Study On Restarting F-22 Production Has Finally Arrived, Here's The Verdict

The report has finally been delivered to the House Armed Services Committee, and its secret, but its findings are already emerging. 

Lockheed

Back in April on 2016, congress ordered a formal study on the costs and feasibility of restarting F-22 production. The order came amid deteriorating relations with a militarily resurgent Russia and decaying technology supremacy over China's growing military apparatus, and over half a decade after the Raptor line was originally shuttered. The move made big news, and it stood as yet an another indication that what some of us had been saying for years was finally becoming  the consensus inside and outside the USAF—that production of the world's first 5th generation super fighter was terminated far too early. 

As time went by, and the political winds in Washington changed direction, the possibility of a Raptor reprise faded into background as did the pending report. But now, six months after it was due, the study has quietly materialized—and nobody gets to read its findings but certain members of congress. But some details are emerging and they aren't really surprising or too encouraging. 

Unofficial estimates have varied drastically, from relatively affordable to horrendously expensive, on how much it would take to start building F-22s again. Also, false rumors have been rampant that the tooling for the jets, which is supposed to be carefully stored away along with videos on how each part of the Raptor construction process was executed, had been junked. There has also been much speculation as to what a new "F-22B" would look like and what the jet would be equipped with, but the question of how much money it would take to just get any form of Raptor back into production remained a mystery. 

Lockheed Martin

Now that mystery is likely solved, yet the USAF won't let the American people see the details. This really isn't too surprising as The USAF and industry will do seemingly anything to keep competition for the ultra lucrative F-35 program at bay, so deep sixing the F-22 study could very well be just another in a long line of moves to protect the Lockheed's true "golden goose." But even with the secrecy, here's what we are finding out, with both Military.com and the Washington Examiner posting similar figures:

-Approximately $50 billion to procure 194 additional F-22s 

-Total includes an estimate of approximately $7 billion to $10 billion for non-recurring start-up costs and $40.4 billion for aircraft procurement costs

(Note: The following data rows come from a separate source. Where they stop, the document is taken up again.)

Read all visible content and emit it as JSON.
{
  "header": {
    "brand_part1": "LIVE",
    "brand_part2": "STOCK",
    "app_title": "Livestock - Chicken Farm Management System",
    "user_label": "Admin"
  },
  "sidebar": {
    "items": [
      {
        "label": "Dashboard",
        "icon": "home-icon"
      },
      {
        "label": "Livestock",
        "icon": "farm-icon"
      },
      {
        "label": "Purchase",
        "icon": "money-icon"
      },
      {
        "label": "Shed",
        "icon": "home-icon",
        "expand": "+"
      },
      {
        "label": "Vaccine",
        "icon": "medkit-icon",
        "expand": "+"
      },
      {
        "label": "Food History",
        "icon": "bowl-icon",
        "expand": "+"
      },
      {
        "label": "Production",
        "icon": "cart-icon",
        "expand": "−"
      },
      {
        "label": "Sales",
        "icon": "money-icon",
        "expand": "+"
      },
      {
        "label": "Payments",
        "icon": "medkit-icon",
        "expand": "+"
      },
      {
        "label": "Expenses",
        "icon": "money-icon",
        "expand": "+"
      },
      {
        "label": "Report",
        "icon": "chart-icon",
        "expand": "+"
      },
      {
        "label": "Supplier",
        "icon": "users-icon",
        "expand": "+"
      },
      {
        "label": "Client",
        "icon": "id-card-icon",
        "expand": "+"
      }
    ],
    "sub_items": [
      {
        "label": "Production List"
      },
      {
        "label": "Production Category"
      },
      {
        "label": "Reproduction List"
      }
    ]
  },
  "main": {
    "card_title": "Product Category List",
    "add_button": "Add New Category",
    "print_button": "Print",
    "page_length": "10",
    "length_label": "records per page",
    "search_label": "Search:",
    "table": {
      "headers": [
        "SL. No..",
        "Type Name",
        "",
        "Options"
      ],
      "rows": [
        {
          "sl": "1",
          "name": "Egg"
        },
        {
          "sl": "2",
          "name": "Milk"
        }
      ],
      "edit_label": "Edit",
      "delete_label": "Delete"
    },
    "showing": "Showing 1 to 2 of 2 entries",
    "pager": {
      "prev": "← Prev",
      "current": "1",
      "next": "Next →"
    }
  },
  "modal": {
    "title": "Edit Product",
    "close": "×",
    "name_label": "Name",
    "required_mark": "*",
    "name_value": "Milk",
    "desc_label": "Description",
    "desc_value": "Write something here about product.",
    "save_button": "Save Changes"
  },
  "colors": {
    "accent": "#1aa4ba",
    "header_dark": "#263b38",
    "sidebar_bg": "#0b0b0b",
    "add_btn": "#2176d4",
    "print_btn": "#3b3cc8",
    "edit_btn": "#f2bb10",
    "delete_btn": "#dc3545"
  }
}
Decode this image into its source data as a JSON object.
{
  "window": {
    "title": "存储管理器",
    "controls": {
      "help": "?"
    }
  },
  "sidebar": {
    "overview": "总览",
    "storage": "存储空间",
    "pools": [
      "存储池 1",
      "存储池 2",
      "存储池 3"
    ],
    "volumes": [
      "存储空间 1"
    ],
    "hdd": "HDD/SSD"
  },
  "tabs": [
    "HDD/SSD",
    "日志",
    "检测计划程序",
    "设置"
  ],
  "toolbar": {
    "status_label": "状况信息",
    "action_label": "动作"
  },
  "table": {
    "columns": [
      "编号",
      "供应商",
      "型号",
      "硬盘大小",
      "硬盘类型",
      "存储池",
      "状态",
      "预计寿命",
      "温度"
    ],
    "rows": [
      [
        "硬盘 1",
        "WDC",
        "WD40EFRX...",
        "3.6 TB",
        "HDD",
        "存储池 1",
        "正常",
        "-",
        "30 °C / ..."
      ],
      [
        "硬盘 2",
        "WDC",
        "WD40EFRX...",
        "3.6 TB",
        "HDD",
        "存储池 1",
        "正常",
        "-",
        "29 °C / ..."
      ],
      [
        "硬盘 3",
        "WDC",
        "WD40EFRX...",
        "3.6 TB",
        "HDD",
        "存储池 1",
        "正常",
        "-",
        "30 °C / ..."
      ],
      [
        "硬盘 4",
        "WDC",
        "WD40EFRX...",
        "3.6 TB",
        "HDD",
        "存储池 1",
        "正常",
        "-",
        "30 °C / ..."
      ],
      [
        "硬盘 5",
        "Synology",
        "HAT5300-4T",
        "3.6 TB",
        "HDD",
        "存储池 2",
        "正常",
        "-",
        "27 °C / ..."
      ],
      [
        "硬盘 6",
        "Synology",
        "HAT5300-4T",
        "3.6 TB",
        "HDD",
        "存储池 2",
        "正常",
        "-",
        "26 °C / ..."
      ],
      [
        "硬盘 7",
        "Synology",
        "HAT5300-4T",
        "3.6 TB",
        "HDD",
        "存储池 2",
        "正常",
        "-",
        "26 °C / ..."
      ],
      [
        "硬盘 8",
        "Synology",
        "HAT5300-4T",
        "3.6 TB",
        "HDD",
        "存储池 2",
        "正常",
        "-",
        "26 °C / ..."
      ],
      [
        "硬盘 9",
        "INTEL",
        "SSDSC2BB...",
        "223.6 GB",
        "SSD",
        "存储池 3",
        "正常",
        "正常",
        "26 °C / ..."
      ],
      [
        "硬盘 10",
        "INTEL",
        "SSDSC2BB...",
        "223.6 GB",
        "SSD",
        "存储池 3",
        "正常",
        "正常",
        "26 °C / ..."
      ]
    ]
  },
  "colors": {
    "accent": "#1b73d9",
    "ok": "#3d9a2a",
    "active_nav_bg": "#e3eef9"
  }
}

-An estimated cost of $206 million to $216 million per aircraft (the last F-22 produced had a unit cost of $137 million)

In many ways this actually beats some cost estimates as far as restarting the production line. And at roughly $200 million per jet, the USAF could buy two F-35s for a single new F-22. But comparing the two is troublesome, as with both jets are in inventory and you don't need anywhere near the numbers of Raptors as you do F-35s. Additionally, buying more F-22s could (and should) mean less F-35s would be required depending on how you look at the USAF's overall force structure. Not just that, but involving other countries in the restart, notably Japan and possibly Australia, these costs to the USAF alone can come down.

Lockheed Martin

The big question as we highlighted before is what is a "new" F-22? Does it have an avionics system based on the F-35? Is it tailless and stretched to increase its stealthiness, range and weapons payload? Or is it a F-22 as we have today with basic upgrades to its computers and materials where necessary to accommodate modern production lines and techniques? The former is likely what the numbers above depict. 

But the F-22 remains the undisputed air supremacy fighter the world over, it has proven itself invaluable in Syria, and even the USAF has admitted the F-35 is no match for the jet's extreme capabilities for certain key missions sets. But with a new bomber in the works, the need to upgrade or totally replace rapidly aging legacy fighters, as well as a whole other avalanche of priorities that are battling it out over the Pentagon's unpredictably sized piggybank, realizing a Raptor production reprise remains just as doubtful as ever. Even the F-22 force the USAF already has is lacking key capabilities due to poor priorities and funding shortfalls. 

Above all else, not even the manufacturer is interested in executing such a plan as their sights are laser focused on the much larger and far more lucrative F-35 pie.

After delivering the report to the House Armed Services Committee, the Trump Administration's new Secretary of Air Force Heather Wilson made it clear that the USAF has no interest in building more "very expensive" F-22s. 

"The startup costs are significant and very expensive... The chief has assigned a fighter roadmap. Our plan is to put any resources we have into that roadmap and not into restarting a line from an older aircraft."

This was likely the outcome no matter what the study found, and in all honesty, the USAF would be better off at this point pouring big bucks into advanced unmanned air combat vehicles—the same kind of drones technology the force acts as if doesn't exist—than an already shuttered manned fighter program. 

As such, the F-22 will live on as a silver bullet force of around 181 jets, of which only roughly 125 are combat coded, and only about two thirds of those are ready to fly actual missions at any given time. 

The aircraft has really become a somewhat depressing, cautionary tail of how clumsy, spastic and nearsighted the Pentagon procurement process can be. 

Contact the author: Tyler@thedrive.com

Note: Author added "for certain key mission sets" for clarity.